One year ago, Khisha Asubuhi stood inside a nearly empty storefront on Woodburn Avenue in East Walnut Hills. She had signed a lease on the space for her first store before anyone in the United States had tested positive for COVID-19.
She was uneasy but undeterred, she said at the time.
"I felt like, if it was meant to be, it would be," she said one year later. "If this was a step I was supposed to take, it would work."
The grand opening weekend party she hoped for in April 2020 couldn't happen because of a pandemic-forced lockdown. But she eventually celebrated the first Originalitees brick-and-mortar location.
And she hasn't looked back.
"We actually did better last year than the year before, believe it or not," she laughs. "Makes no sense, right?"
Originalitees has grown from one employee to five despite the pandemic's economic challenges.

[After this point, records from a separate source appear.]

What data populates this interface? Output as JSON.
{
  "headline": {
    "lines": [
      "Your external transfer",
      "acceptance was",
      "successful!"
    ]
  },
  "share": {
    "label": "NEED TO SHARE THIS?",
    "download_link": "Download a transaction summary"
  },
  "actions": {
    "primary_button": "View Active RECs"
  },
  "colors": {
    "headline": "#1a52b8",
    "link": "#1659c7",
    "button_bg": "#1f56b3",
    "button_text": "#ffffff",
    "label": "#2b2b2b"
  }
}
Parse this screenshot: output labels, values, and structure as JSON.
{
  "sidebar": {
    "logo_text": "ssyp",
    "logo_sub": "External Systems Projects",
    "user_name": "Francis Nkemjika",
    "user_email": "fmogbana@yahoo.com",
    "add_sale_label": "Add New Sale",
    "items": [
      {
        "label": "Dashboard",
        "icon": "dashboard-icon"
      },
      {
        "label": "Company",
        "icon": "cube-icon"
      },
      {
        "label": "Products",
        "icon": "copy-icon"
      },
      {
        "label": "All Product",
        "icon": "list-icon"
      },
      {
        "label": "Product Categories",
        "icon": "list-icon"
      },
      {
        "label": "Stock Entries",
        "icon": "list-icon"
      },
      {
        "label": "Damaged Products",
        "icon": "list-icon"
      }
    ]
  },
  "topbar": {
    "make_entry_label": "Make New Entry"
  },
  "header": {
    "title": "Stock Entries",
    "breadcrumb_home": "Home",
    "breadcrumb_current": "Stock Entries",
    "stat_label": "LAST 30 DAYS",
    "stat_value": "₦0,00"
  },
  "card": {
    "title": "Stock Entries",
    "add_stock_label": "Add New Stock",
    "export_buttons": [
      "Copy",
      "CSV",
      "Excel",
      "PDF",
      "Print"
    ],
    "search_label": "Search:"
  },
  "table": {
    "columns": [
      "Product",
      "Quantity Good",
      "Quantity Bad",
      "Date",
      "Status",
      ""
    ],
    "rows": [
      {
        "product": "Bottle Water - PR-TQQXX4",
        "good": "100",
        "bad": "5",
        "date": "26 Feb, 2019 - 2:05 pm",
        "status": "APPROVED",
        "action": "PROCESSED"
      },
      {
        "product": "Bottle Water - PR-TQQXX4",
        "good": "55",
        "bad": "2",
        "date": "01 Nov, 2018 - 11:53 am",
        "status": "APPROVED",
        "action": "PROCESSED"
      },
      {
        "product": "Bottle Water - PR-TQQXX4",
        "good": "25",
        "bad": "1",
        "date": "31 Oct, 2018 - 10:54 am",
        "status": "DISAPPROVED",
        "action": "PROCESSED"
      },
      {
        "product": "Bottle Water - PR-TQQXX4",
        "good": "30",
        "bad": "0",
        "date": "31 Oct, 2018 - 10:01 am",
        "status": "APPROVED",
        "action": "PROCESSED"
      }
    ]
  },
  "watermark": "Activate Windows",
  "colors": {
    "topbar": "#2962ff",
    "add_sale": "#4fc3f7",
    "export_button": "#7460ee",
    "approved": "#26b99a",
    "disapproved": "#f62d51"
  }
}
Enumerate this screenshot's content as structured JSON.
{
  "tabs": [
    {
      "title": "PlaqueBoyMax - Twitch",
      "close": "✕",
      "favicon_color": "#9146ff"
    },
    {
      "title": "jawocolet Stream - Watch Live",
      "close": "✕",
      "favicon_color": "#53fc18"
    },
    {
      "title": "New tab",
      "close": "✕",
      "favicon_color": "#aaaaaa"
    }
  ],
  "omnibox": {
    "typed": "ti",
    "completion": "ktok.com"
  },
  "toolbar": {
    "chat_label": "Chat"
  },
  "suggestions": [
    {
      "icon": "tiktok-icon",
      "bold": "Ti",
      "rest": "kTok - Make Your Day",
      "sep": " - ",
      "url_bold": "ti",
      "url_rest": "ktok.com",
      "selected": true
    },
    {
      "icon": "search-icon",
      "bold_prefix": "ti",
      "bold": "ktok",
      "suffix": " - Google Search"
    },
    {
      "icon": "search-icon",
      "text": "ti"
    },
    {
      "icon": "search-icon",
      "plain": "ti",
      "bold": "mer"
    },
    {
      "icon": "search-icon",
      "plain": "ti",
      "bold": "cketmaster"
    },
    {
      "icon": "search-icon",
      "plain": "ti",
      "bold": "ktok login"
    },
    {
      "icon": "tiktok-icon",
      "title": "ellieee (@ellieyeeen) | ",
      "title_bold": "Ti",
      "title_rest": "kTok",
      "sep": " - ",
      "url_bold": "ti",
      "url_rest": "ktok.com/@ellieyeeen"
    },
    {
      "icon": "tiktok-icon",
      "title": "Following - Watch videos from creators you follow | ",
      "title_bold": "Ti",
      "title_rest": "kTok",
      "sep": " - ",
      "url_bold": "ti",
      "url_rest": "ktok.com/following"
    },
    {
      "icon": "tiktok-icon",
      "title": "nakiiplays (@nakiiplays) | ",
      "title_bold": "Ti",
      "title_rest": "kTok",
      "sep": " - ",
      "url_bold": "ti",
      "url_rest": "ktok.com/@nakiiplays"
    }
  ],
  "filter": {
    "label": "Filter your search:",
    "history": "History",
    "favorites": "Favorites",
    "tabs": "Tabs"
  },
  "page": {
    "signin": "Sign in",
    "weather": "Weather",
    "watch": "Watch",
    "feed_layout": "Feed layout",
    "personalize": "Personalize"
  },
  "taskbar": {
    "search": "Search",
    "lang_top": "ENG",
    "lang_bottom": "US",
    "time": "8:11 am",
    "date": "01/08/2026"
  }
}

Asubuhi credits enthusiasm, creativity, hard work, and well-timed grant and loan opportunities. And the company has landed some key and long-awaited agreements.
It is one of three Black-owned businesses licensed to make FC Cincinnati-branded apparel. And Asubuhi said she's been granted license to make Indiana University-branded goods, too.
"I went to IU; I played basketball for IU. It wasn't enough (years ago)," she said. She applied for the licensing twice before. "However, the company is a lot different than we were."
The Originalitees store -- with shelves of shirts promoting Black Lives Matter and condemning anti-Asian hate -- also now serves as the starting point for a bi-weekly running club, called Run United. Asubuhi said the idea came from the conversations following the racial unrest in 2020.
"We want people to be intentional about talking to someone who doesn't look like them," she said. "So everything we do, we do with intention."
WCPO 9 News also visited Vevay Antique Mall in April 2020.
At the time, the large space on East Main Street was only partially full. Many vendors weren't yet comfortable in a physical space, without the ability to host customers. Its grand opening was held on Facebook Live.
"You were one of the early birds to get to see it in person," said co-owner Angie Priest. "Now, you can see, we are full."
There are roughly 28 vendors in the Vevay Antique Mall now, one year later. Some found the spaces because of the virtual programming and online and private sales Priest and her business partners, Emily Prarat and Timothy Shackleford, were doing just to survive.
Even though the doors are now open, a lot of that continues.
"We do so much fun stuff that has come out of what we did initially just to get by, that it's become a standard for us now," Priest said.
The mall has grown so quickly it now has two part-time employees, something Priest said wasn't in the business plan until two or three years down the road. It's made possible partly by a unique revolving loan program Switzerland County developed to help small businesses in the pandemic.
Fifteen businesses now benefit from the $250,000 loan program.
"It's more money than we've ever had to put into a business assistance fund locally in my time," said Jon Bond, president of the Switzerland County Economic Development Corporation. "They've used them to help stay open during the time they either had to shut down or were on diminished capacity, but they've also used them to help hit the ground running on the other side of the pandemic."
Despite dreams delayed and fears for the future, both businesses are booming. Owners said it is thanks to a mix of entrepreneurial spirit, forced changes, and outside help.
"It's exciting that through all of the crazy, we've come out a little bit better, a little bit strong, and a little bit bigger," Priest said.
"The last year has been crazy, but on the flip side, we've done really well," she said. "People are being more intentional with shopping with small businesses and Black-owned businesses, so we've received a lot of support from the community."